Aleksander Benedykt Stanisław Sobieski (1677-1714), the second son of Jan III Sobieski and Maria Kazimiera. A humanist by choice, but carefully educated in the art of war.
In 1696-1698, after the death of his father, Aleksander almost constantly accompanied his mother. Started an affair with Elżbieta Sieniawska. Refused to become politically engaged, and although he acknowledged the rule of Augustus II he probably never swore a formal oath of loyalty to the king. When the beginning of the Northern War created hopes for a crown for Prince Jakub, Aleksander supported his brother.
In February 1704 the princes Jakub and Konstanty were abducted near Wrocław upon the order of Augustus II and imprisoned in Saxony. Aleksander became a pretender to the Polish crown, backed by Charles XII of Sweden and Primate Michał Radziejowski. He protested against this plan, quite possibly fearing the political revenge of his former lover, Sieniawska, and his brothers. After Charles XII set them free in December 1706, Aleksander withdrew from political life and in 1710 moved to Rome together with his mother; the local climate was beneficial for his rheumatism. In time, became involved in cultural life and was known as a poet as well as a lover and patron of the arts. Staged opera spectacles at his private theatre.
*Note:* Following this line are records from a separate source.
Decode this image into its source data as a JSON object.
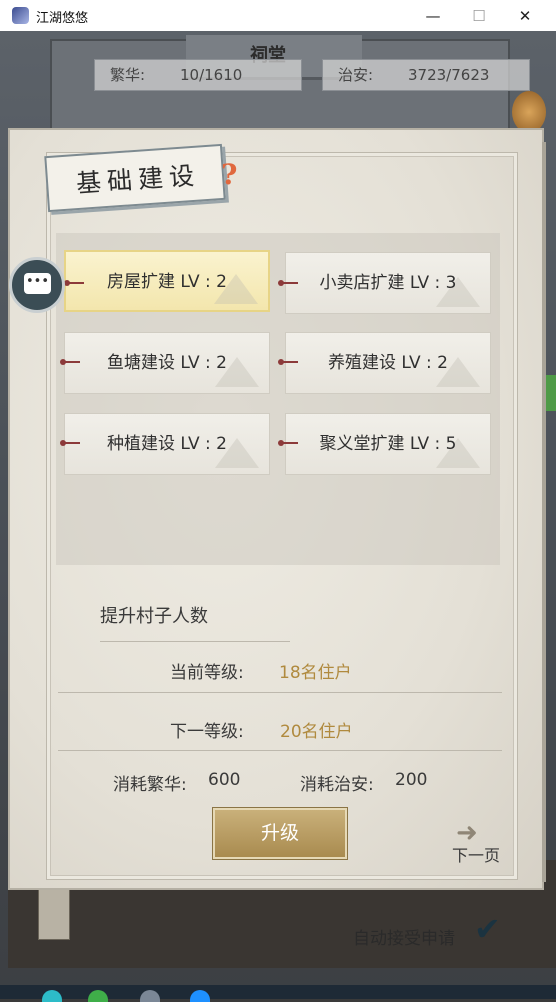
{
  "window": {
    "title": "江湖悠悠"
  },
  "header": {
    "sign_text": "祠堂",
    "prosperity_label": "繁华:",
    "prosperity_value": "10/1610",
    "security_label": "治安:",
    "security_value": "3723/7623"
  },
  "panel": {
    "title": "基础建设",
    "help_glyph": "?",
    "buildings": [
      {
        "label": "房屋扩建 LV : 2",
        "selected": true
      },
      {
        "label": "小卖店扩建 LV : 3"
      },
      {
        "label": "鱼塘建设 LV : 2"
      },
      {
        "label": "养殖建设 LV : 2"
      },
      {
        "label": "种植建设 LV : 2"
      },
      {
        "label": "聚义堂扩建 LV : 5"
      }
    ],
    "description": "提升村子人数",
    "current_level_label": "当前等级:",
    "current_level_value": "18名住户",
    "next_level_label": "下一等级:",
    "next_level_value": "20名住户",
    "cost_prosperity_label": "消耗繁华:",
    "cost_prosperity_value": "600",
    "cost_security_label": "消耗治安:",
    "cost_security_value": "200",
    "upgrade_button": "升级",
    "next_page": "下一页"
  },
  "footer": {
    "auto_accept_label": "自动接受申请"
  },
  "colors": {
    "accent_gold": "#b08a3e",
    "button": "#b89a5e",
    "selected_card": "#f6ecbd"
  }
}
At the end of his life, the ailing prince sought solace in prayer. He died in Rome, where he was buried in a Capuchin church.